# AIM OF THE EXERCISE
Go through the material below and please tally the lines that hold the word "ByLayer"; the number alone is the answer.

# PROVIDED DATA
============================================================
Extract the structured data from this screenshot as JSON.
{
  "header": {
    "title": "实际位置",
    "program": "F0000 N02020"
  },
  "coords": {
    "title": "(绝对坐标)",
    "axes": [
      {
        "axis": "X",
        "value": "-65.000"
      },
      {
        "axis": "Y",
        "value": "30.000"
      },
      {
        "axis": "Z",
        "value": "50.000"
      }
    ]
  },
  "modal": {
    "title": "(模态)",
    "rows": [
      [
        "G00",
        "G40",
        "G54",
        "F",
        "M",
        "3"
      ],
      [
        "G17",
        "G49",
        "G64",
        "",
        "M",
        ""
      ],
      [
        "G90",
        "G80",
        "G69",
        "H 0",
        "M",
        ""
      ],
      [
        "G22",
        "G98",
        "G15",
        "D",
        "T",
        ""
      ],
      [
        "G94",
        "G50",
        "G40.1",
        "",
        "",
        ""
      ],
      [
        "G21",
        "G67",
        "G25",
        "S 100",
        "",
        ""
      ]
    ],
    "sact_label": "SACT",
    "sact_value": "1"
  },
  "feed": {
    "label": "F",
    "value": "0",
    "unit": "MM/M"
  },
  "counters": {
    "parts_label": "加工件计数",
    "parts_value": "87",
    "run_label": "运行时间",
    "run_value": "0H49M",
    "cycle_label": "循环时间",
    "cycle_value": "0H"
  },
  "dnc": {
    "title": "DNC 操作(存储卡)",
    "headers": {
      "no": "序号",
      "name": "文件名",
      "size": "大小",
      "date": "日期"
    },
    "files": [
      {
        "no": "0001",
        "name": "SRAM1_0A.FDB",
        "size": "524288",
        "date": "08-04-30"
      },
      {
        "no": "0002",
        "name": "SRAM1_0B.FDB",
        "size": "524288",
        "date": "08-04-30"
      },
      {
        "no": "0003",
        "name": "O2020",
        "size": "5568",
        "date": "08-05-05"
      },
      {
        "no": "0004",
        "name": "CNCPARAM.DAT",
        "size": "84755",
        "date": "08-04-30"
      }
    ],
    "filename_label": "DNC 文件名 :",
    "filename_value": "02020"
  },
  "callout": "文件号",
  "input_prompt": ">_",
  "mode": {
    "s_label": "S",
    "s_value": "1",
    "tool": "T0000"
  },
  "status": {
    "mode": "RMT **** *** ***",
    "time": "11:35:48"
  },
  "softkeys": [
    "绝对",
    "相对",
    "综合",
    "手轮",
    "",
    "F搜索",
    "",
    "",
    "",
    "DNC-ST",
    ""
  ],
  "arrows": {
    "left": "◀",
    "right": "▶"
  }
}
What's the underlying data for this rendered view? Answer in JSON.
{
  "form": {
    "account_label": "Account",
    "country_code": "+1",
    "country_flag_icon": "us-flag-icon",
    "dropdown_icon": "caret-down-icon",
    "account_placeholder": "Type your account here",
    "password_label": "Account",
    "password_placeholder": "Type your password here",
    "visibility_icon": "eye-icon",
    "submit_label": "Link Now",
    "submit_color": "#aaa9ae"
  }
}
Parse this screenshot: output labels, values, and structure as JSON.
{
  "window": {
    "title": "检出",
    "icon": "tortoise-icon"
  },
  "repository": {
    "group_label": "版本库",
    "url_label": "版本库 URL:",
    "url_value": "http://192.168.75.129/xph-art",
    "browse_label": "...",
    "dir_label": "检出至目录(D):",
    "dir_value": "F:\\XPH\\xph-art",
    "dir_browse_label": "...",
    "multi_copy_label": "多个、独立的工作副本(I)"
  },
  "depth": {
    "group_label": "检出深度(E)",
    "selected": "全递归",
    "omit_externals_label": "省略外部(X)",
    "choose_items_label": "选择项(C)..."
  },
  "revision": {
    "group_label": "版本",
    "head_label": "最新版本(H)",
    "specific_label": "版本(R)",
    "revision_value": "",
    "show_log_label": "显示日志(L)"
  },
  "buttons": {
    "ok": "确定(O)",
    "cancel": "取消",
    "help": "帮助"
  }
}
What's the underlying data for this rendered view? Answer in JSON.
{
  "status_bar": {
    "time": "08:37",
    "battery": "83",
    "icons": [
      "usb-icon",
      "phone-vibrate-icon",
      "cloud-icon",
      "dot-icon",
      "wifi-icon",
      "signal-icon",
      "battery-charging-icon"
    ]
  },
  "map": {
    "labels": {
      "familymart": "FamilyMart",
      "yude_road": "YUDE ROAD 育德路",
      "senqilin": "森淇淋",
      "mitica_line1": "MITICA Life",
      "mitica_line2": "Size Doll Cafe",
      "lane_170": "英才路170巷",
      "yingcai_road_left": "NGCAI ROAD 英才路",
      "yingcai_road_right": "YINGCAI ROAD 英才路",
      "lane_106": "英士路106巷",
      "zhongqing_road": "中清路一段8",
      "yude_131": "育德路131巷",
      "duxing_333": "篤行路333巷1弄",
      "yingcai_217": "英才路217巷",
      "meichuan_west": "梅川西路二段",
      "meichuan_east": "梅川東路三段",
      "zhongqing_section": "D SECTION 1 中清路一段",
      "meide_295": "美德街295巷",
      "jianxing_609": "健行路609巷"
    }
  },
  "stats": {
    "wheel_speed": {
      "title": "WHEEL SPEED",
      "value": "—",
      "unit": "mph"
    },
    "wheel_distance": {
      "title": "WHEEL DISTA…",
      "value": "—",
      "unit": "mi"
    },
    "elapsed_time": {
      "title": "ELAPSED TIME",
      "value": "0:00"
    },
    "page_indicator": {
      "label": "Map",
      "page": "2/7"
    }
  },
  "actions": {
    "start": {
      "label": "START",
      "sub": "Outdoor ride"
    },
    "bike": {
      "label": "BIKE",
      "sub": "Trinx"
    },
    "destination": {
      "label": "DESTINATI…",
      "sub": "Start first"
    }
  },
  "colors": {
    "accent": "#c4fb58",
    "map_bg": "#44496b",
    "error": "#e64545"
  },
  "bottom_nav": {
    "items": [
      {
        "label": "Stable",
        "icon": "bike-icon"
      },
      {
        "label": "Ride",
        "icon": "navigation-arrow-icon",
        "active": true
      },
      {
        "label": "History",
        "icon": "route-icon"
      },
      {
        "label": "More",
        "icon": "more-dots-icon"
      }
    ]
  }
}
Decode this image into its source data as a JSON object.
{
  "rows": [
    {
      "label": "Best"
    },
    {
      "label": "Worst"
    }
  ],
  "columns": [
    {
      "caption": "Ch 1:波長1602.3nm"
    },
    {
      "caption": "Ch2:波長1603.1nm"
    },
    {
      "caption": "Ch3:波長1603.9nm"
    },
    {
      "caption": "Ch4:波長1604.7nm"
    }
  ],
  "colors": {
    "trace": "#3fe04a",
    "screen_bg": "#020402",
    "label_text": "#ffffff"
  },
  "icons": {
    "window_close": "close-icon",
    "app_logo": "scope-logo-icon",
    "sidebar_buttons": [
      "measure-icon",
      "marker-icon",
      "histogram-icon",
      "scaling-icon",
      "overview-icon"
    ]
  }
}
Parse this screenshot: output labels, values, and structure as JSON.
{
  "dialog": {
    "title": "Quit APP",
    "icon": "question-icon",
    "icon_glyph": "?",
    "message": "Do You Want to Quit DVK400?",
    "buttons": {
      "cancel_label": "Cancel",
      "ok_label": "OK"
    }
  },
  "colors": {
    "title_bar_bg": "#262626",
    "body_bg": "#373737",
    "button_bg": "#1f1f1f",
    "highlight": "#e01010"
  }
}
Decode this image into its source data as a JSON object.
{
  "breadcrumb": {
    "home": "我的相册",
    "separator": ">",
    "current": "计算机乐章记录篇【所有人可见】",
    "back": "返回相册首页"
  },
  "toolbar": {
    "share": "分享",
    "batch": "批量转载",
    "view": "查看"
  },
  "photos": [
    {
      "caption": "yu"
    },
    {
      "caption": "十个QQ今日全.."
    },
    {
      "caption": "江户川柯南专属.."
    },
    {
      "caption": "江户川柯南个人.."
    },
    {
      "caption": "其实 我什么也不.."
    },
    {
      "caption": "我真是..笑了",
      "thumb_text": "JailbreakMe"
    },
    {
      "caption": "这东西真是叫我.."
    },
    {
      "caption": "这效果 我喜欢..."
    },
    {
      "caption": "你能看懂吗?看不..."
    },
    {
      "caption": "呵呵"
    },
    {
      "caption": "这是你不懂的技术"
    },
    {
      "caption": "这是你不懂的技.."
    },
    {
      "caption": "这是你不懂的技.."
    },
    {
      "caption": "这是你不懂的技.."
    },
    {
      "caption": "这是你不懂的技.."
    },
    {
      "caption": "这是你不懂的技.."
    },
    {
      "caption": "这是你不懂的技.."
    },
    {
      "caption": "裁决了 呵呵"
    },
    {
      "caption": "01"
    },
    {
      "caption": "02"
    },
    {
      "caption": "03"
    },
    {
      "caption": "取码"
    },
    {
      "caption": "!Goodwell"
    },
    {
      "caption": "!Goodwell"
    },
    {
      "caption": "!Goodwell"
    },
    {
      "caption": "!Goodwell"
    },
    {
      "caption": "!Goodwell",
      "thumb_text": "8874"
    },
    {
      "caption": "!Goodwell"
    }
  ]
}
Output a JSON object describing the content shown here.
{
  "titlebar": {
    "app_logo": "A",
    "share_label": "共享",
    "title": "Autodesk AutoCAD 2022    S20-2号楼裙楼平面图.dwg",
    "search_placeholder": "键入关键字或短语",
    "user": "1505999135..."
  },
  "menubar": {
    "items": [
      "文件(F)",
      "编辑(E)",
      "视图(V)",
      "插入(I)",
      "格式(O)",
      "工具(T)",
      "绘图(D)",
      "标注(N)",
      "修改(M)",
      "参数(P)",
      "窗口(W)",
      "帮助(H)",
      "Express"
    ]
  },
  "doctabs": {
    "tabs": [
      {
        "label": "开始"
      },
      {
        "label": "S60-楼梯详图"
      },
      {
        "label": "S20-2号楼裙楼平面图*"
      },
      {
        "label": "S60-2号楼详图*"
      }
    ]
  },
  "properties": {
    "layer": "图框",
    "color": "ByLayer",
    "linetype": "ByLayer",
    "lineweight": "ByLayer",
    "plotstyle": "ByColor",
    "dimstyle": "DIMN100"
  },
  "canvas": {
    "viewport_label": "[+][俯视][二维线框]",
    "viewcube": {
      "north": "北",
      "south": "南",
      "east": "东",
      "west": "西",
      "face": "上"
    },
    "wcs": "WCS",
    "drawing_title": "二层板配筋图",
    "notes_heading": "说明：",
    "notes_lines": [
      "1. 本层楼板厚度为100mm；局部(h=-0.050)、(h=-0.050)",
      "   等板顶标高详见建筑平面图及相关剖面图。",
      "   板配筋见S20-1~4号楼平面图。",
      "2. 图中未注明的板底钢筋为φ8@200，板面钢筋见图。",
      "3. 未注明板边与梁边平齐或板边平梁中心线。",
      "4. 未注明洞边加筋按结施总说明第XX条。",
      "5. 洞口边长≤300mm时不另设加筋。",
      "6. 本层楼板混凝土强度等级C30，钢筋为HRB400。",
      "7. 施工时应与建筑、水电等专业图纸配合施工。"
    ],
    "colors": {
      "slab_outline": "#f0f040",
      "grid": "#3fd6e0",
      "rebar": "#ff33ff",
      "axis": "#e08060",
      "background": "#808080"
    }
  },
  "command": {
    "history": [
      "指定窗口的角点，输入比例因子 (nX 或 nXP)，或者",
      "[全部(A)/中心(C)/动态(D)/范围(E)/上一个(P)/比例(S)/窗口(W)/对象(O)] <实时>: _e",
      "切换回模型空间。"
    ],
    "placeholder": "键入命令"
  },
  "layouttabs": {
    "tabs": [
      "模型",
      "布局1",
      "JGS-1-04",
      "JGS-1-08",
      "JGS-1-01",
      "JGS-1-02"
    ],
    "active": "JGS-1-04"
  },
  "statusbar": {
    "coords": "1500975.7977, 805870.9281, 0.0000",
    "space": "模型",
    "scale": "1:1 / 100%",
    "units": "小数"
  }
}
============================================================
# EXERCISE RESULT
3